Waste water with the above mentioned composition was treated according to the process of the invention at ambient temperature, while using the apparatus shown in FIG. 1. The waste water was stored in tank 1 and from there led into the fluidized bed reactor 9 through conduit 2, valve 3 and pump 4. An aqueous NaHS solution was also pumped from tank 5 through conduit 6 and pump 7 into reactor 9. In the case of sufficient gravity of respectively the waste water and NaHS the pumps 4 and 7 are superfluous. Both the waste water and the aqueous NaHS solution were brought into the reactor 9 by means of the distributor 8, in such a way, that the inlet openings are not blocked. The inlet velocity of both liquids is such, that the bed material present in the reactor 9, in this case sand grains with a particle size of 0.1-0.3 mm, was brought and maintained in fluidized condition.
The formed mercury sulfide crystallizes out at the surface of the sand grains, which sand grains hereby increase to a particle size of 1-3 mm. From time to time these grains were removed from the reactor through discharge opening 10. Finally the thus treated waste water, which only contained 20-55 ppb mercury, was discharged through conduit 11.
Because the solubility product of mercury sulfide at a pH of 4-6 was very small the mercury could be selectively removed. Because the waste water contained chlorine and hypochlorite, a reaction took place with the sulfide, which meant, that the sulfide had to be added in excess. If the sulfide was added in excess, in addition to HgS moreover CaS, FeS and MgS were formed.
Because of the fluctuating concentration of mercury in the waste water and in connection with the saving of reagenita the dosage of the water soluble sulfide was preferably regulated through redox potential.
The procedure of example I was repeated on the understanding that the waste water treated according to the present invention was subjected to an after-treatment in a sand-filter prior to disposal.
Because of the occurring friction of the sand grains which are provided with mercury sulfide, in the reactor mercury sulfide grit may be formed. This grit may be carried along in suspended form with the treated waste water, which may not be desired. In order to prevent this advantageously use was made of a filter column 14, which connected to the reactor 9 as shown in FIG. 2. The thus treated waste water with the grit, if any, present therein, was led in the filter column 14 through conduit 11, valve 12 and pump 13, which filter column was filled with sand with a diameter of 0.5-0.6 mm or, in connection with a better pressure build-up, with a mixture of anthracite with a particle size of 1.6-2.5 mm and sand with a particle size of 0.8-1.2 mm.
After passing through the filter column 14 the filtered waste water was discharged through conduit 17. The thus treated waste water has a mercury content of 2 ppb and in addition is free from the said grit.
The filter column 14 may be rinsed from time to time through conduit 15 and valve 16, whereby the rinsing water is discharged through conduit 19 and valve 18.

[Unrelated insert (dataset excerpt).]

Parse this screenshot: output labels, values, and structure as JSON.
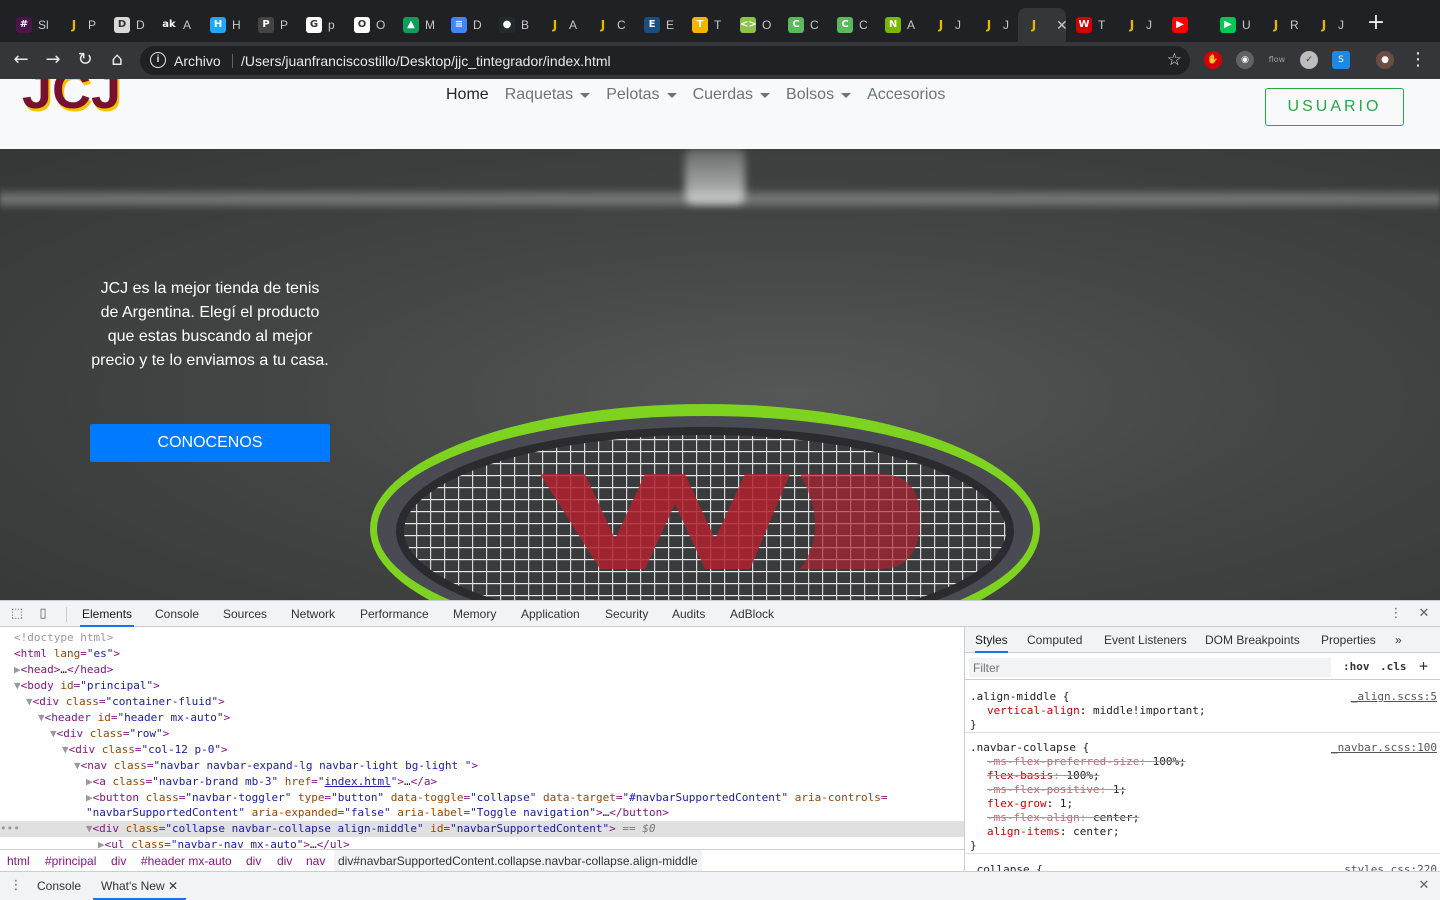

Alternatively a similar filter may in addition be placed between the neutralization tank 1 and the reactor 9 for collecting solid components present in the waste water to be treated before the waste water arrives in the reactor 9.